- [DATA SHOWN]:
────

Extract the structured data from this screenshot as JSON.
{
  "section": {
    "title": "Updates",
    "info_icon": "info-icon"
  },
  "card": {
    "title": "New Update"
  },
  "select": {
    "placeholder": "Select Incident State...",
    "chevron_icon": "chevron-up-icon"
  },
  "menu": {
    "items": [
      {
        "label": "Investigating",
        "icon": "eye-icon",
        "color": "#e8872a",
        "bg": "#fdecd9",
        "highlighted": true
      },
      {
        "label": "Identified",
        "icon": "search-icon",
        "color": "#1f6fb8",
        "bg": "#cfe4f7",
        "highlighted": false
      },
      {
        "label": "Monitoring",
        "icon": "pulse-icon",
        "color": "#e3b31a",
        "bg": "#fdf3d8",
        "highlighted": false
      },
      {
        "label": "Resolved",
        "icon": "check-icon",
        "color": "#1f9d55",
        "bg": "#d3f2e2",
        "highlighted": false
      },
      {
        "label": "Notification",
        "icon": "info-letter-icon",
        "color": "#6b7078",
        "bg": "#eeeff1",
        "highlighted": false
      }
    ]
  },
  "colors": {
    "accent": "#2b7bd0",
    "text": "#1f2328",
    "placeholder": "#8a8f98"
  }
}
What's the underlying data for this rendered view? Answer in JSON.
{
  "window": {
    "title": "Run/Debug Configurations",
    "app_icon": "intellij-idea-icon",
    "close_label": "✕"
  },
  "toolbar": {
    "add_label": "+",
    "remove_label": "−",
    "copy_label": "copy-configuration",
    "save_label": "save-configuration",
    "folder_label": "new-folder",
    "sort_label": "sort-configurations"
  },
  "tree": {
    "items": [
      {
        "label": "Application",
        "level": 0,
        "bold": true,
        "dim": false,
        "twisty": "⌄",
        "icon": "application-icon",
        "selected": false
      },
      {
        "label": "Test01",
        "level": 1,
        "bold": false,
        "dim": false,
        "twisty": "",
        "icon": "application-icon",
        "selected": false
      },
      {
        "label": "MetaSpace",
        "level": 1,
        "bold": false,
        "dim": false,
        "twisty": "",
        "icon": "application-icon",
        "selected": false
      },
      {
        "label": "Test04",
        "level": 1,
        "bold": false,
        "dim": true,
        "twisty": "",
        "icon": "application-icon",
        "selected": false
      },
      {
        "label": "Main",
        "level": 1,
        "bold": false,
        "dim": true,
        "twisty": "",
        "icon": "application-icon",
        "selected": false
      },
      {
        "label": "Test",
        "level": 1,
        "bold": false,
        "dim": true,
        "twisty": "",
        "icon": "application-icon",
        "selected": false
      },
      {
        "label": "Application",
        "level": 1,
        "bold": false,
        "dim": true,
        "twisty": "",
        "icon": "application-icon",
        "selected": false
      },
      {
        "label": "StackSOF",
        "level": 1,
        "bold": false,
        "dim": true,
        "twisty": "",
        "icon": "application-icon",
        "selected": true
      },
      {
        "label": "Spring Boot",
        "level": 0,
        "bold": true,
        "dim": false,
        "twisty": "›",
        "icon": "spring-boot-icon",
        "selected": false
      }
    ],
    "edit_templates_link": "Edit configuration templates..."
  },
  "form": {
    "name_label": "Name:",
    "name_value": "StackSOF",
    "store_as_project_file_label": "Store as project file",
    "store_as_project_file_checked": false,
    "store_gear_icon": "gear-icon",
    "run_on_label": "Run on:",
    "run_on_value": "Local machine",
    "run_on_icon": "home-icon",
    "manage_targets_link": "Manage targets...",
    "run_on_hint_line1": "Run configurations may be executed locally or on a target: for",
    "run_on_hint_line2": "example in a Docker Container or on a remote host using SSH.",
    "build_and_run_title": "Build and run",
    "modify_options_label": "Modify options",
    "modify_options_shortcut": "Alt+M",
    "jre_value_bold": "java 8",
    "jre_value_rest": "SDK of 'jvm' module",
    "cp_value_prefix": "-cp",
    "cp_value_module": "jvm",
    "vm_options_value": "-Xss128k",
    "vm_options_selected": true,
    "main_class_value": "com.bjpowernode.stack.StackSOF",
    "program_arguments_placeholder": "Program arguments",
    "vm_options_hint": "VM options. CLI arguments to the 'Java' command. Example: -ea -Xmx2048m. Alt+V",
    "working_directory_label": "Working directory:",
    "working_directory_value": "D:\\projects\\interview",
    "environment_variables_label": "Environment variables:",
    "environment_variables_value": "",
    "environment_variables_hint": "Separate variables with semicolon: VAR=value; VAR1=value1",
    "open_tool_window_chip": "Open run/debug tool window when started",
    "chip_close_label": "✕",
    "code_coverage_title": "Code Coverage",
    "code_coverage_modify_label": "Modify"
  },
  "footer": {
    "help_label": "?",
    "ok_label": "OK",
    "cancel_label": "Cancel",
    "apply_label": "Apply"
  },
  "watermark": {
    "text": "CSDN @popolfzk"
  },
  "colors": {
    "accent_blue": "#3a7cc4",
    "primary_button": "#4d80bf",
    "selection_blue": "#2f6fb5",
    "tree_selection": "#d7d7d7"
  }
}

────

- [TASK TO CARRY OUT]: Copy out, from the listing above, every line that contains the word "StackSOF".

- [EXERCISE RESULT]:
        "label": "StackSOF",
    "name_value": "StackSOF",
    "main_class_value": "com.bjpowernode.stack.StackSOF",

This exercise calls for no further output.